Young’s 3-point attempt rate this season ranks in just the 21st percentile among point guards, per Cleaning the Glass. Thus far, 3-pointers represent a smaller portion of Young’s shot chart than the charts of Shai Gilgeous-Alexander, Eric Bledsoe, and Derrick Rose—none of whom has the remotest reputation as a shooter.
While Young has an effective midrange floater and an uninspiring raw 3-point percentage (34 percent in his career, 33 percent this season), he still averages more points per shot on 3s than on 2s. With the Hawks off to a 4-8 start and Young struggling to adjust to the league’s new contact guidelines—he’s drawing just as many non-shooting fouls as in previous seasons, per CTG, but his percentage of shooting fouls has been cut in half—he would do well to hoist a few more 3s to maximize his skill set.
It’s worth noting that Young’s 3-point attempt rate increased to 40 percent in last season’s playoffs during the Hawks’ run to the conference finals. That doesn’t sound like a huge difference from where he is now, but when he’s attempting about 20 shots per game, that means two additional 3-pointers every night.

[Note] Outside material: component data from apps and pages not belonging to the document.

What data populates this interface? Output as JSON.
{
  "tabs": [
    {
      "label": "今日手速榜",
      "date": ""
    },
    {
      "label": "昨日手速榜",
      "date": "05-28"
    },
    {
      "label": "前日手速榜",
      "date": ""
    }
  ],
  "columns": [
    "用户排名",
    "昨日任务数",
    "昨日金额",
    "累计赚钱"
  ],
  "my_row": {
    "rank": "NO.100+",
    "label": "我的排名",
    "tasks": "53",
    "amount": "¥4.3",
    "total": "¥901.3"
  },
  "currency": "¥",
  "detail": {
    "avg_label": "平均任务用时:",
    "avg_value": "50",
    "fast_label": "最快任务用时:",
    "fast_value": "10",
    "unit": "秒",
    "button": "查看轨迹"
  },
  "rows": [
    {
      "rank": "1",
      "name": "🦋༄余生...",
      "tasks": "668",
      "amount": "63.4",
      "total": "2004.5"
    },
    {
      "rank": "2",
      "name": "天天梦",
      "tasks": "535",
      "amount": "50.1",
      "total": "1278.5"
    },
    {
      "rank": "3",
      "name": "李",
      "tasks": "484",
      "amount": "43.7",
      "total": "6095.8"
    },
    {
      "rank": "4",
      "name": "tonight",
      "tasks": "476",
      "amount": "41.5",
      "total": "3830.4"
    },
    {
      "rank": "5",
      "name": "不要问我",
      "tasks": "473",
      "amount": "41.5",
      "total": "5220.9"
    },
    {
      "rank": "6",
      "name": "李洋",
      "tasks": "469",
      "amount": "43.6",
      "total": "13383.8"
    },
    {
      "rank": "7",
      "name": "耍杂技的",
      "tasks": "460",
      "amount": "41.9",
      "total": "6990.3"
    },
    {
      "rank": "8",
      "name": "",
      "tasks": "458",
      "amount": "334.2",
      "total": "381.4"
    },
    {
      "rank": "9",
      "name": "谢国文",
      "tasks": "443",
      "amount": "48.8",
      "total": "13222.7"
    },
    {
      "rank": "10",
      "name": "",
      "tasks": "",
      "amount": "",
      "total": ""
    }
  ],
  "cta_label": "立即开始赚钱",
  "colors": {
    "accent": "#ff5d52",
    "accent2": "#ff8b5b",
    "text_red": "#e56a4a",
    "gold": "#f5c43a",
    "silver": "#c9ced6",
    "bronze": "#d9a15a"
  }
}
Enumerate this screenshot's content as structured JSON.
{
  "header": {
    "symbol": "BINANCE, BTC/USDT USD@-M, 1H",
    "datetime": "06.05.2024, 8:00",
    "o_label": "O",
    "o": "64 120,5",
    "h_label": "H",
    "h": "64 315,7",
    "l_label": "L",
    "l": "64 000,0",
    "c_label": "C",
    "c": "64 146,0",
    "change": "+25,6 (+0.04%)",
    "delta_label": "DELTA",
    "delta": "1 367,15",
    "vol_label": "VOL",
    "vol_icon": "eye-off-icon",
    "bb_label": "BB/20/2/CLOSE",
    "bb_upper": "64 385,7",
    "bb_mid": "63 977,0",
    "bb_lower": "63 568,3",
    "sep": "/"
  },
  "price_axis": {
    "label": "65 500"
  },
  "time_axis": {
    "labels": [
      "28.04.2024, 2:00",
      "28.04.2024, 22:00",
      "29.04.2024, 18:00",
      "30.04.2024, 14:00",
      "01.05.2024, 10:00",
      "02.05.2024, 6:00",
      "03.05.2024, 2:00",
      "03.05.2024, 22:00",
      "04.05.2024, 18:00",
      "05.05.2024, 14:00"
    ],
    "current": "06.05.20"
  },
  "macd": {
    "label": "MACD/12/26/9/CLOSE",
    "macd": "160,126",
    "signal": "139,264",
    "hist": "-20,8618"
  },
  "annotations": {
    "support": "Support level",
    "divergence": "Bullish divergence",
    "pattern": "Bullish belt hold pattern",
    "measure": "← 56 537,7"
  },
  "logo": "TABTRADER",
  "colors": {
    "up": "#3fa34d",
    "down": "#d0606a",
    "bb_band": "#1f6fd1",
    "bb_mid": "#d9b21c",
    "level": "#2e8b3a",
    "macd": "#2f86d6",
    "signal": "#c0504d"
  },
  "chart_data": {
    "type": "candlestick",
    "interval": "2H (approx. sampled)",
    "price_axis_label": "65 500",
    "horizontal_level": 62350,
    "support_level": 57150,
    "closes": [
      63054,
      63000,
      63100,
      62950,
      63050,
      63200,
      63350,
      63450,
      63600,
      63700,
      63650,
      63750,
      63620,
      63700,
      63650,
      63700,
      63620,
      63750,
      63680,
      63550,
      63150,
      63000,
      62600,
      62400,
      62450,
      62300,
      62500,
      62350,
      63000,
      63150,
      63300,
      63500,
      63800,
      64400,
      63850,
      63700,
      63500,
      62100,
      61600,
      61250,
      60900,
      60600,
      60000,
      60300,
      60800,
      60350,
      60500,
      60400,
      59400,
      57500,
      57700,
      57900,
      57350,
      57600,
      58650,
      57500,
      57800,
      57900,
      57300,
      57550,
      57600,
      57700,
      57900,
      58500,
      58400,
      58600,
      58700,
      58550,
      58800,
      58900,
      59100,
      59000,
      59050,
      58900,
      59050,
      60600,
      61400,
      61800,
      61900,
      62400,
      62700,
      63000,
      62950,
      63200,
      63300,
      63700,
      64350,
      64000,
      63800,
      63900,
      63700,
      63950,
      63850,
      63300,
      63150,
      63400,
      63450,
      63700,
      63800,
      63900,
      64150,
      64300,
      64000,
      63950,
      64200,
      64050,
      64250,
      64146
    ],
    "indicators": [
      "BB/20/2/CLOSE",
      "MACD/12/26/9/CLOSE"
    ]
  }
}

Again, given his reputation, it seems strange to say that Young should take more 3s—but really, the numbers do suggest that Young should take more 3s.